Their success was also due to their 8. ______________ influence, which allowed them to be trusted by powerful people around Europe. This also allowed them to develop the first example of a 9. ______________, which was used by men who fought for the Crusades. We cannot be certain about this story, however.
The Knights also developed 10. ______________ for kings and businessmen to use in transactions with each other. This is the earliest example of cash.
The Templars took advantage of their large quantity of 11. ______________ to offer loans to their customers at 12. ______________ than usual.
TRANSCRIPT IELTS Listening Part 4
Good afternoon everyone. Some of you may find it odd today to be listening to a lecture about history instead of one on modern-day finance. However, by looking at the Knights Templar, we can better understand the key principles of today’s international financial system. We will look at the history of the Templars from various points of view, and show how their actions have been carried on right up into the twenty-first century.

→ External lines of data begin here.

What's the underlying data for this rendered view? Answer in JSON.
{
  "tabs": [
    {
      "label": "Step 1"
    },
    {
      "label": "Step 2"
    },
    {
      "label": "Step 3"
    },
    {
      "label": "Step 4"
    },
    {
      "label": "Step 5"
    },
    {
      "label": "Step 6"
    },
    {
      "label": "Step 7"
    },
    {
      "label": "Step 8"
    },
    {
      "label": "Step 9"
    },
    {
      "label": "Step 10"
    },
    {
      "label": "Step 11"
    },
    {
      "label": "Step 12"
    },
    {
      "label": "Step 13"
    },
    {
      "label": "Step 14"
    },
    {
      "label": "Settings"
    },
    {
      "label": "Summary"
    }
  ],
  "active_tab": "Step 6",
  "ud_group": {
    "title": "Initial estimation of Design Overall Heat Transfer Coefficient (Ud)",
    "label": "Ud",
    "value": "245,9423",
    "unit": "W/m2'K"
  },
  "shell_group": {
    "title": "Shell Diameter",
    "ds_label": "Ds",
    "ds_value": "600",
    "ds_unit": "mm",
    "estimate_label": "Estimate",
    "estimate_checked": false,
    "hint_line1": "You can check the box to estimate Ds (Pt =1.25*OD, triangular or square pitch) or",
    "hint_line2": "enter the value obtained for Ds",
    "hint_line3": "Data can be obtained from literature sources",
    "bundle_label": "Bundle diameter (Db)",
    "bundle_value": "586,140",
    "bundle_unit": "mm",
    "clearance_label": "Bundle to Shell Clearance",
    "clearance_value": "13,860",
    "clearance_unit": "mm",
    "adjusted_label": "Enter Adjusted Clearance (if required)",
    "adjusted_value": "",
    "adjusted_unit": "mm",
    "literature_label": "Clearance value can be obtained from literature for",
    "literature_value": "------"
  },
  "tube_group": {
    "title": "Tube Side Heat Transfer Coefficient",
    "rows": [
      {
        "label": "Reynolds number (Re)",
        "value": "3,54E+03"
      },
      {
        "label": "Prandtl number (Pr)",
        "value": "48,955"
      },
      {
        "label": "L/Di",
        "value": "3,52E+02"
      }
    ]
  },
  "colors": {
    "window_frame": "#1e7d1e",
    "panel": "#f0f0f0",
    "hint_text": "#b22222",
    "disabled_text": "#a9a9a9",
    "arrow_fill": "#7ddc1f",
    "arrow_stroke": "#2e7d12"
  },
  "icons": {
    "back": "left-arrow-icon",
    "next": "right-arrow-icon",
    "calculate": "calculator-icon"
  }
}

The Knights Templar were founded in 1119 by Hugh Payens, a French knight, to protect pilgrims who were making their way from Europe to the Holy Land after it had been captured by knights in the First Crusade twenty years before.
At first the Order – known as the Poor Knights of Christ and the Temple of Solomon – consisted of just eight or nine members, who lived in Jerusalem. They were officially dedicated to a life of poverty, which can be seen from the image, on their original seal, of two knights riding on the same horse.
But despite its dedication to poverty, the Order soon became rich and powerful, and ended up being responsible for most of the finances of medieval Europe. This role as the precursors of modern finance came to light many years ago and has since then been discussed by historians at length – but it is not generally known to the public or to modern-day financiers. Let’s now take a look at some of the reasons for the Knights’ transformation.
The Knights’ initial success came when they received the support of leading church figures including the pope, who encouraged Europe’s richest families to donate money, land and even family members to the Templars’ cause. But as an elite fighting force the Knights earned their reputation for courage and tough fighting skills. Who better, then, than to guard and guide the financial affairs of Europe’s kings and upper classes? The Knights’ primary purpose was to fight and protect territory in the Holy Land, but in Europe they were hired by princes, priests, businessmen and kings – especially in France and Britain – to protect valuable objects and money. By the thirteenth century, the knights were handling much of the capital of western Europe.
For around a hundred years, then, the Knights acted as treasurers for most of Europe and as such laid the foundations for a strong banking system. To their new customers they were able to offer expertise as well as a complex but secure system of financial management – and indeed they proved themselves to be such experts that it quickly became the custom for people to consult with them for accurate and honest administration. To this day this tradition has endured as people go to the banks, the descendents of these ancient trustees, to have them manage their finances in a place which is seen as safe and secure.
Other organisations can find their roots in the roles which the Knights played back in the thirteenth century. The very same kind of auditing services which are today offered by the Big Four of KPMG, Deloitte and others were offered by the Templars, who were employed not only to audit individual and business accounts, but also to provide fiscal advice on matters like changing an entire country’s currency.